1953 also saw the release of Trans-Atlantyk, a semi-autobiographical tale of a young writer called Witold, who embarks on an ocean voyage to Argentina. Taken in by the local Polish community, the story twists and turns in a way only Gombrwicz novels do until Witold finds himself the second in a duel. Controversial upon release, Trans-Atlantyk deals with the idea of nationality and what it means to the individual. Written in an unusual style, more in keeping with an ancient form of oral storytelling that was popular with rural Polish nobility, Trans-Atlantyk is often likened to Pan Tadeusz (1834) by Adam Mickiewicz. However Gombrowicz once claimed his writing was in defiance of Mickiewicz.
Gombrowicz continued with Diaries throughout the 50s and 60s. He also wrote two more novels Pornographia (1960) and Kosmos (1965). Then, after receiving a scholarship, he returned to Europe. A brief spell in West Berlin followed, but Gombrowicz was forced to move on due to a slanderous campaign by Polish Communists. He ended up in Paris where he met Rita Labrosse, his future wife. They settled in Vence in southern France where Gombrowicz wrote Kosmos. It was this novel that finally got him the recognition his work deserved, receiving the prestigious Prix International in 1967. By this time though his health had deteriorated and he was unable to fully appreciate the acclaim his work was receiving.
Now more than forty years since his death, Gombrowicz is a cultural legend in his native Poland, where his wordplay and use of language endears him to generation after generation. Ironically however, it is this mastery of the language that has most likely left him unknown to many readers outside of his mother country.
The first English editions of Gombrowicz’s work were published in the 60s and were taken from French, German, and Spanish translations of the Polish originals. While one of the major attractions of his work is his wordplay, many of the double-entendres he used have no English equivalents. Adding this on top of being translations of translations, Gombrowicz’s English conversion fought an uphill battle: an unknown writer that couldn’t fully be translated.
Since the turn of the century Gombrowicz’s work has been translated from the original Polish. Although we still cannot fully appreciate his mastery of language we can appreciate his beautifully absurd stories, which continue to polarise opinion.
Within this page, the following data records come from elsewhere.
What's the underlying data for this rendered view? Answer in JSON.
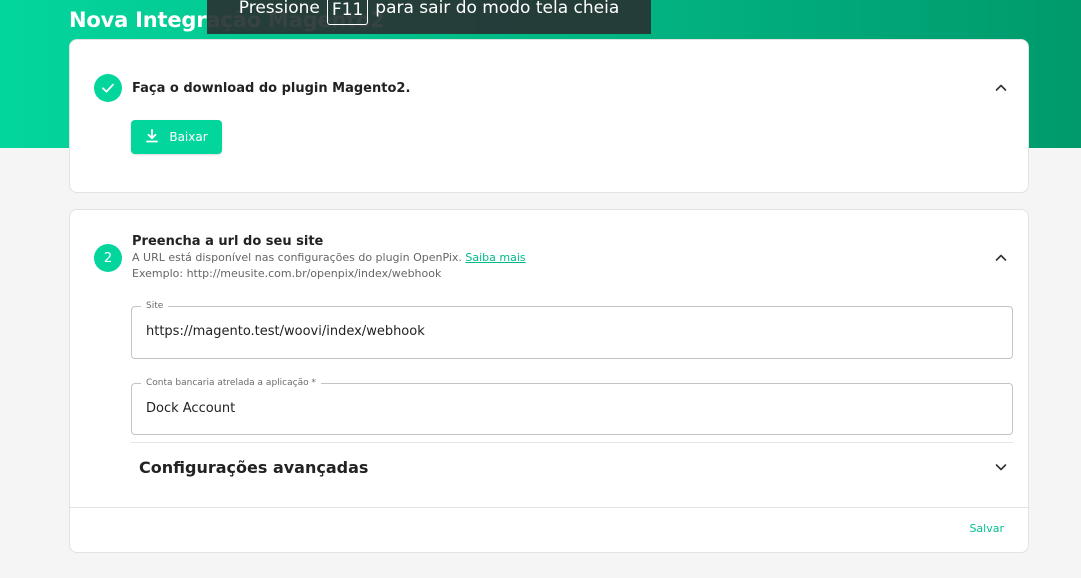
{
  "page": {
    "title": "Nova Integração Magento2"
  },
  "fullscreen_notice": {
    "prefix": "Pressione",
    "key": "F11",
    "suffix": "para sair do modo tela cheia"
  },
  "step1": {
    "title": "Faça o download do plugin Magento2.",
    "button_label": "Baixar",
    "status_icon": "check-icon"
  },
  "step2": {
    "number": "2",
    "title": "Preencha a url do seu site",
    "description": "A URL está disponível nas configurações do plugin OpenPix.",
    "learn_more": "Saiba mais",
    "example": "Exemplo: http://meusite.com.br/openpix/index/webhook",
    "site_field": {
      "label": "Site",
      "value": "https://magento.test/woovi/index/webhook"
    },
    "account_field": {
      "label": "Conta bancaria atrelada a aplicação *",
      "value": "Dock Account"
    },
    "advanced": {
      "title": "Configurações avançadas"
    },
    "save_label": "Salvar"
  },
  "colors": {
    "accent": "#03d69d",
    "accent_dark": "#009a6c"
  }
}
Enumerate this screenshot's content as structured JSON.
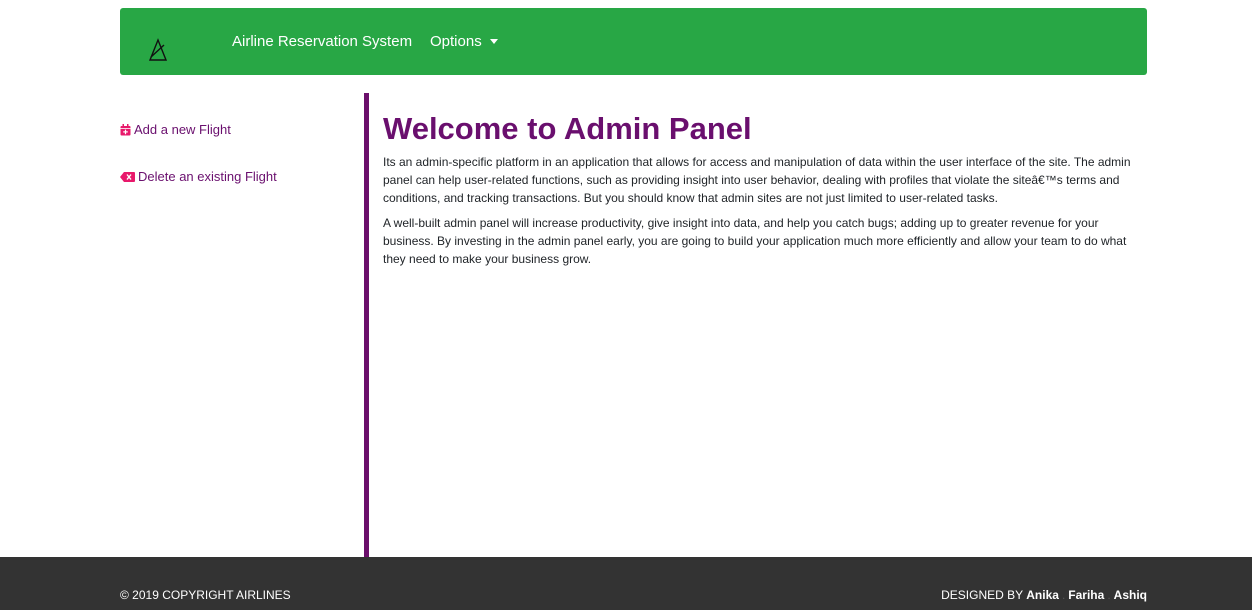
{
  "navbar": {
    "brand_title": "Airline Reservation System",
    "options_label": "Options",
    "brand_color": "#28a745"
  },
  "sidebar": {
    "items": [
      {
        "label": "Add a new Flight",
        "icon": "calendar-plus-icon"
      },
      {
        "label": "Delete an existing Flight",
        "icon": "backspace-icon"
      }
    ],
    "link_color": "#6a0f6e"
  },
  "main": {
    "title": "Welcome to Admin Panel",
    "paragraphs": [
      "Its an admin-specific platform in an application that allows for access and manipulation of data within the user interface of the site. The admin panel can help user-related functions, such as providing insight into user behavior, dealing with profiles that violate the siteâ€™s terms and conditions, and tracking transactions. But you should know that admin sites are not just limited to user-related tasks.",
      "A well-built admin panel will increase productivity, give insight into data, and help you catch bugs; adding up to greater revenue for your business. By investing in the admin panel early, you are going to build your application much more efficiently and allow your team to do what they need to make your business grow."
    ],
    "accent_color": "#6b0f6b"
  },
  "footer": {
    "copyright": "© 2019 COPYRIGHT AIRLINES",
    "designed_by": "DESIGNED BY",
    "designers": [
      "Anika",
      "Fariha",
      "Ashiq"
    ],
    "separator": ".",
    "background": "#333333"
  }
}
It seems that for every analyst that champions his genius, there is a critic to dismiss him. One suspects though that this is exactly how Gombrowicz would have wanted it.